Problem requirements:
Would you copy all lines in the data that contain the word "status"?

━━━━━ Provided data ━━━━━

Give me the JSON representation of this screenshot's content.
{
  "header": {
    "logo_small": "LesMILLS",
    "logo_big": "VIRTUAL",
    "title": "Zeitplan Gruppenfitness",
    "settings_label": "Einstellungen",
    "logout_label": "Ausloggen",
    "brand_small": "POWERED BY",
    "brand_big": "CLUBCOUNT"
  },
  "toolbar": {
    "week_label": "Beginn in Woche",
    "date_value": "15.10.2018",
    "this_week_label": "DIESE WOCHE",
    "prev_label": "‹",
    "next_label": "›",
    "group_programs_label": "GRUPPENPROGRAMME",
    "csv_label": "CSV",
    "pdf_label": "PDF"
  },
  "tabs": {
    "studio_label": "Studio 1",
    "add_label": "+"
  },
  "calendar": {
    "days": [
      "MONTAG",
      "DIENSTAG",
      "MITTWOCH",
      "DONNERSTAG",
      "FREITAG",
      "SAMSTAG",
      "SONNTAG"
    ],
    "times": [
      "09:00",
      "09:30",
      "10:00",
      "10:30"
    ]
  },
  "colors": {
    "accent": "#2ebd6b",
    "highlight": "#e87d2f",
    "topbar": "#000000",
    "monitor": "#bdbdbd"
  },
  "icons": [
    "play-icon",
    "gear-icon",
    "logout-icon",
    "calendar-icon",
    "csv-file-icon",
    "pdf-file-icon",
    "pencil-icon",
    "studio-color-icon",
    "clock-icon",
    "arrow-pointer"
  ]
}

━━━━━
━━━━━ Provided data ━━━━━

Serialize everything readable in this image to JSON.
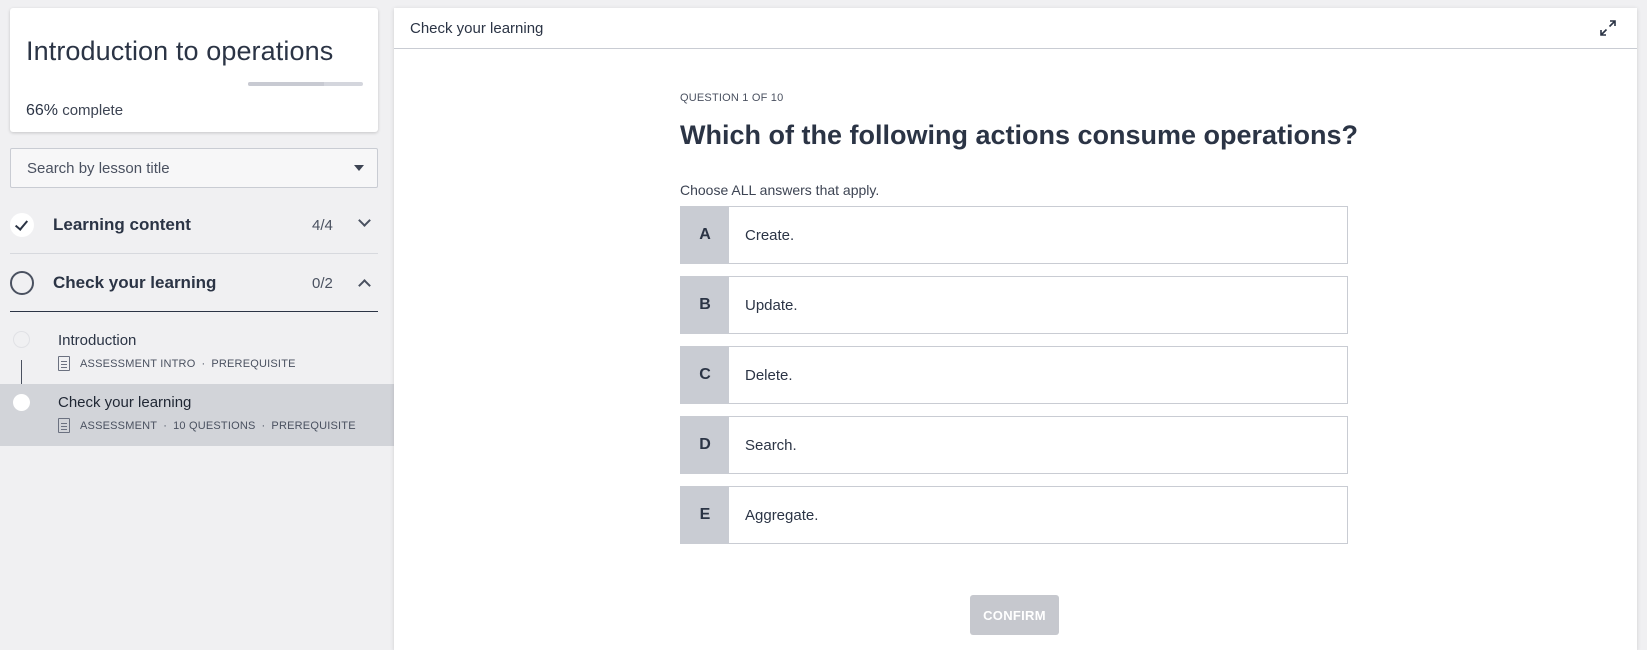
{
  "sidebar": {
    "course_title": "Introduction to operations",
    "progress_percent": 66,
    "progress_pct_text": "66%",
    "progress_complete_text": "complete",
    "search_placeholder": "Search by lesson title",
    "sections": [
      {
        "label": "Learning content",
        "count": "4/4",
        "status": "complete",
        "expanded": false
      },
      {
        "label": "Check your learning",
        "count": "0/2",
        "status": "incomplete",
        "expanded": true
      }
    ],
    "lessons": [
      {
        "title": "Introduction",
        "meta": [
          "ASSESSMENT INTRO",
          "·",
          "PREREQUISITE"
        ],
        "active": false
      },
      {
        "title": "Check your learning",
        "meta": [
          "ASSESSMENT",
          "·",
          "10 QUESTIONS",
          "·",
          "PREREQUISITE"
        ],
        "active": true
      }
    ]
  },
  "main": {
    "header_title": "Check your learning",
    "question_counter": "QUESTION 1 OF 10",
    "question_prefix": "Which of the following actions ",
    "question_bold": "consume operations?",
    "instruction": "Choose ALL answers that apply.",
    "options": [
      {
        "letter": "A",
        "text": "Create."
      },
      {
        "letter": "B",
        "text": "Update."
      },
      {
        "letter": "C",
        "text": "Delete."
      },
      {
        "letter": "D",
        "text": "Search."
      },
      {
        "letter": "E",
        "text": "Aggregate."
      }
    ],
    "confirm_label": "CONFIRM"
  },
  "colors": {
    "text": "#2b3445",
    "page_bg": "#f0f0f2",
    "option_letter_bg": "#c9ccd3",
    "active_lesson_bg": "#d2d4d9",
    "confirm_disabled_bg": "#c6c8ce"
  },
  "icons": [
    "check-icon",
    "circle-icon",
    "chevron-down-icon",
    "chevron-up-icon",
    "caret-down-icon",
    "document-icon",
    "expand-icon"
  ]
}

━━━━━

Written answer:
        "status": "complete",
        "status": "incomplete",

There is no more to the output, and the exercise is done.